But he had moved off, hollering into the dark to attract other males to battle. He was not homing in on a female; he had jousting on his mind. I sat next to the window listening, the cool wind drifting in, the only sound left the click-click-click-click of computer keys, as I ranged the Internet for images – and more importantly, sounds – of bull moose
But I was merely looking for confirmation of what I already knew: that vocalization – absolutely unmistakable – had boomed forth from the largest species in the deer family, and that particular bull meant business. It was calling out other males, looking for a fight, all part of the quest to win a female.
A few nights later, almost at dawn, I heard the other half of the duo, the female, with a sound almost like a mewing whine.
I might have wondered what it was except for my Internet search earlier in the week. Before I had found a clip of his noises, I had heard several renditions of hers.
“Have you heard the moose?” I asked my neighbor and her husband that weekend.
“Yes,” she said, her wide eyes almost a mirror of my own lingering wonder.
“Did you hear the female a couple of mornings later?” I said. “I knew it was a female because I had gotten on the Internet after I heard him.”
“Me, too,” she said. “ I raced right over to the computer and started checking it out.”
This kind of development is a big deal in my neck of the woods.

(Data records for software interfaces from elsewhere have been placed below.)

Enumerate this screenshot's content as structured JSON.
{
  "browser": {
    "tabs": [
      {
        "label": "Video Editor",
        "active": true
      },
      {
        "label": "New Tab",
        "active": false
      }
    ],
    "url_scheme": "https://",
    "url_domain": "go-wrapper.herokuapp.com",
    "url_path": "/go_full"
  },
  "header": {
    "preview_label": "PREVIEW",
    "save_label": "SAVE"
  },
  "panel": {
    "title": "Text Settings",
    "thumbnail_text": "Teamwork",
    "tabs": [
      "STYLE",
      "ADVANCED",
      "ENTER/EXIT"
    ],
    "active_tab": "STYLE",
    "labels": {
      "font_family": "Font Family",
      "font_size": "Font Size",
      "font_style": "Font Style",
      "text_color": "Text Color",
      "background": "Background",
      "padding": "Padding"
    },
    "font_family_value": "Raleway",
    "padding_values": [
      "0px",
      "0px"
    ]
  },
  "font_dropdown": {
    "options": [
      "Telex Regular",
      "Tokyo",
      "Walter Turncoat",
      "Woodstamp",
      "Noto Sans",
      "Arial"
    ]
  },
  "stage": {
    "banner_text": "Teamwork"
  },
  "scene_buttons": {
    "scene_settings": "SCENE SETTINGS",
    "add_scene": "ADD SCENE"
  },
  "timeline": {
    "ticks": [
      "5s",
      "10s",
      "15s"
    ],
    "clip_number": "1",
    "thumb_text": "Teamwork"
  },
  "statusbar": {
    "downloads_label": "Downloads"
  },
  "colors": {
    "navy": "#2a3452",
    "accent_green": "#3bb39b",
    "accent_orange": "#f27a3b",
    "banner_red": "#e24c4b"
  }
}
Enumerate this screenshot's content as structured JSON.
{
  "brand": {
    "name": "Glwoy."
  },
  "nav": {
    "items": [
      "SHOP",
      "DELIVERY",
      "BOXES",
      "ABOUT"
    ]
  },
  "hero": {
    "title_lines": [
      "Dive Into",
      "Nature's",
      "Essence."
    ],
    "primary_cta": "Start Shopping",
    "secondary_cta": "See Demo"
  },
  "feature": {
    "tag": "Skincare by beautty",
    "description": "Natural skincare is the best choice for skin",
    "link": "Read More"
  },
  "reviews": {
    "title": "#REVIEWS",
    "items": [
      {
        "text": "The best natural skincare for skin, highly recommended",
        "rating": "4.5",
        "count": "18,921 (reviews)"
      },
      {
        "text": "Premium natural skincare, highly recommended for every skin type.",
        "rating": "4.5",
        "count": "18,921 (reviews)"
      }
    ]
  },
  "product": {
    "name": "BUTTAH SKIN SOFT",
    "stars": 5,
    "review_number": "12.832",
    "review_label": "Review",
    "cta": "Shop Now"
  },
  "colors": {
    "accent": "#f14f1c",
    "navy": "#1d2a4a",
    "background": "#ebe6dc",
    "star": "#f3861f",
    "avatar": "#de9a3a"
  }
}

We have a fair number of from-aways living here, and where they’ve lived – New York, Boston, Hartford – moose, for the most part, don’t show themselves much, even in sound. I have witnessed only two in my life – one on Bailey’s Island and another that almost collided with my car one early morning in western Massachusetts.

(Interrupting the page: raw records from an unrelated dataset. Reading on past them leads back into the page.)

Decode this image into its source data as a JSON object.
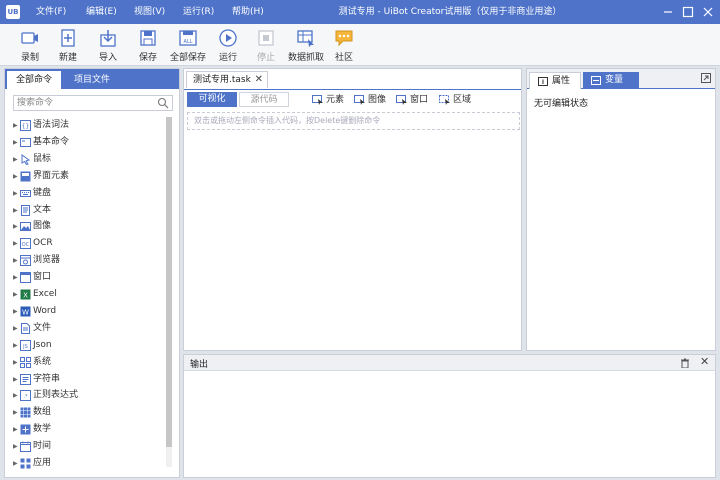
{
  "window": {
    "logo": "UB",
    "title": "测试专用 - UiBot Creator试用版（仅用于非商业用途）",
    "menu": [
      "文件(F)",
      "编辑(E)",
      "视图(V)",
      "运行(R)",
      "帮助(H)"
    ]
  },
  "toolbar": {
    "buttons": [
      {
        "label": "录制",
        "icon": "record-icon",
        "enabled": true
      },
      {
        "label": "新建",
        "icon": "new-icon",
        "enabled": true
      },
      {
        "label": "导入",
        "icon": "import-icon",
        "enabled": true
      },
      {
        "label": "保存",
        "icon": "save-icon",
        "enabled": true
      },
      {
        "label": "全部保存",
        "icon": "save-all-icon",
        "enabled": true
      },
      {
        "label": "运行",
        "icon": "run-icon",
        "enabled": true
      },
      {
        "label": "停止",
        "icon": "stop-icon",
        "enabled": false
      },
      {
        "label": "数据抓取",
        "icon": "data-scrape-icon",
        "enabled": true
      },
      {
        "label": "社区",
        "icon": "community-icon",
        "enabled": true
      }
    ]
  },
  "left_panel": {
    "tabs": [
      "全部命令",
      "项目文件"
    ],
    "search_placeholder": "搜索命令",
    "commands": [
      {
        "label": "语法词法",
        "icon": "syntax-icon"
      },
      {
        "label": "基本命令",
        "icon": "basic-icon"
      },
      {
        "label": "鼠标",
        "icon": "mouse-icon"
      },
      {
        "label": "界面元素",
        "icon": "ui-element-icon"
      },
      {
        "label": "键盘",
        "icon": "keyboard-icon"
      },
      {
        "label": "文本",
        "icon": "text-icon"
      },
      {
        "label": "图像",
        "icon": "image-icon"
      },
      {
        "label": "OCR",
        "icon": "ocr-icon"
      },
      {
        "label": "浏览器",
        "icon": "browser-icon"
      },
      {
        "label": "窗口",
        "icon": "window-icon"
      },
      {
        "label": "Excel",
        "icon": "excel-icon"
      },
      {
        "label": "Word",
        "icon": "word-icon"
      },
      {
        "label": "文件",
        "icon": "file-icon"
      },
      {
        "label": "Json",
        "icon": "json-icon"
      },
      {
        "label": "系统",
        "icon": "system-icon"
      },
      {
        "label": "字符串",
        "icon": "string-icon"
      },
      {
        "label": "正则表达式",
        "icon": "regex-icon"
      },
      {
        "label": "数组",
        "icon": "array-icon"
      },
      {
        "label": "数学",
        "icon": "math-icon"
      },
      {
        "label": "时间",
        "icon": "time-icon"
      },
      {
        "label": "应用",
        "icon": "app-icon"
      }
    ]
  },
  "editor": {
    "tab_label": "测试专用.task",
    "mode_visual": "可视化",
    "mode_source": "源代码",
    "capture_buttons": [
      "元素",
      "图像",
      "窗口",
      "区域"
    ],
    "drop_hint": "双击或拖动左侧命令插入代码，按Delete键删除命令"
  },
  "properties": {
    "tabs": [
      "属性",
      "变量"
    ],
    "empty_text": "无可编辑状态"
  },
  "output": {
    "title": "输出"
  },
  "colors": {
    "accent": "#4e73c9",
    "background": "#dfe3ea"
  }
}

Moose may seem especially magnificent because they are massive (approaching a ton in weight) and powerful, but it’s something more, too. Moose – like great blue herons and the humpback whale – seem almost prehistoric with antlers that can reach six feet in width – a horizontal spread that can equal their height, five-and-a-half to six-feet tall at the shoulder, making them easily a head and rack taller than the average man.
They use their massive hooves like backhoes, even in winter, when they will dig beneath a foot or more of snow to reach moss or lichen. Conversely, they can employ those big feet like snowshoes, to keep them atop the snow cover of the deep woods.

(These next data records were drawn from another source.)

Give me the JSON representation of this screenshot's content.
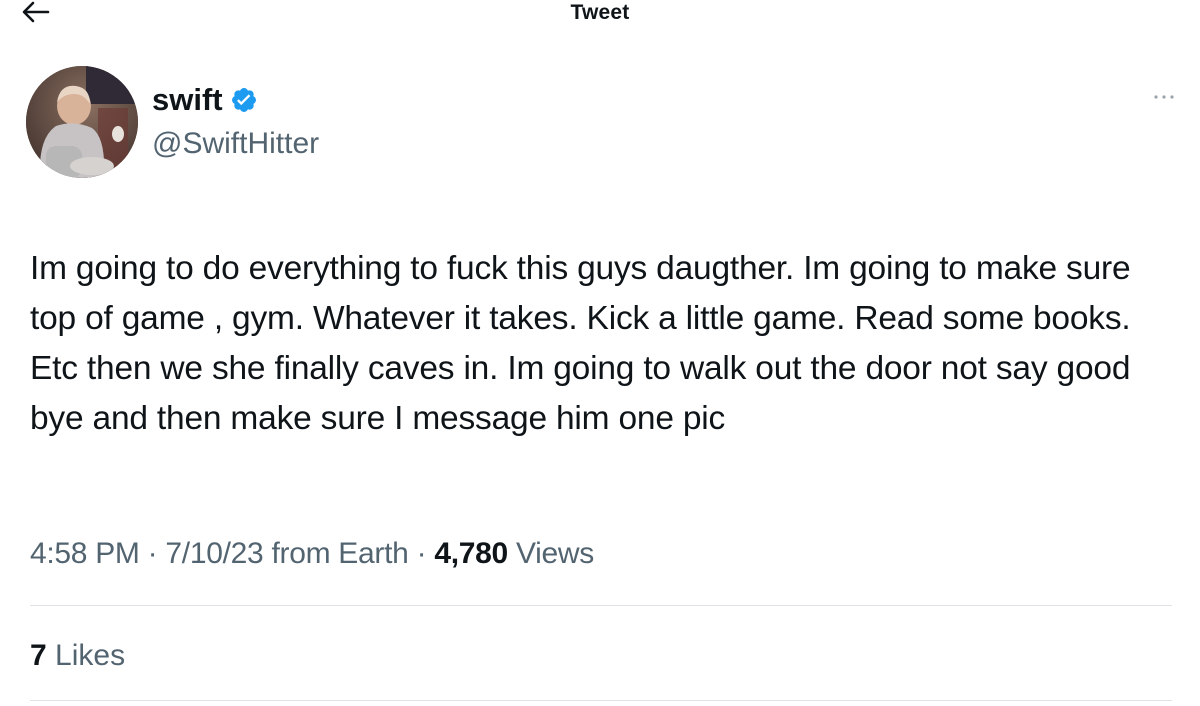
{
  "header": {
    "title": "Tweet",
    "back_icon": "arrow-left-icon"
  },
  "author": {
    "display_name": "swift",
    "handle": "@SwiftHitter",
    "verified_icon": "verified-badge-icon",
    "verified_color": "#1d9bf0",
    "avatar_icon": "user-avatar"
  },
  "more_icon": "more-horizontal-icon",
  "tweet": {
    "text": "Im going to do everything to fuck this guys daugther. Im going to make sure top of game , gym. Whatever it takes. Kick a little game. Read some books. Etc then we she finally caves in. Im going to walk out the door not say good bye and then make sure I message him one pic"
  },
  "meta": {
    "time": "4:58 PM",
    "separator": "·",
    "date": "7/10/23",
    "source": "from Earth",
    "views_count": "4,780",
    "views_label": "Views"
  },
  "engagement": {
    "likes_count": "7",
    "likes_label": "Likes"
  },
  "colors": {
    "text": "#0f1419",
    "secondary": "#536471",
    "divider": "#dfe3e6",
    "accent": "#1d9bf0"
  }
}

They are strong swimmers, capable of covering miles, even in a tricky current, before resting; and they even can remain underwater for 30 seconds or more at times.
Likewise they are agile on land, able to maintain a steady trot of 20 miles an hour and reach speeds of 35 miles or more in short bursts.
It is the sheer oddity – size, shape, sound, appearance, disposition, skill – that makes the moose a curiosity and a symbol of aloof mastery. It is one of the many natural instances in which beauty takes on inexplicable characteristics – for the moose is hardly the dewy-eyed, graceful, chestnut deer with the white-flag tail. It is arresting precisely because it is so homely.
It brings up in us a visceral response, as of something long-forgotten – a time, a temerity, when brute survival was still recognized as triumph of the basic instincts and capabilities.
Some of us still think of survival that way – not just getting by, but prevailing. In these hard times, when the weak among us may stumble and fall beneath the great wheel of life, off-kilter from economies of meaning driven by greed alone, the fierce endurance of the moose is worth remembering – and slashing some saw-like antlers like weapons of war in the cold, thin air.
North Cairn can be reached at 791-6325 or: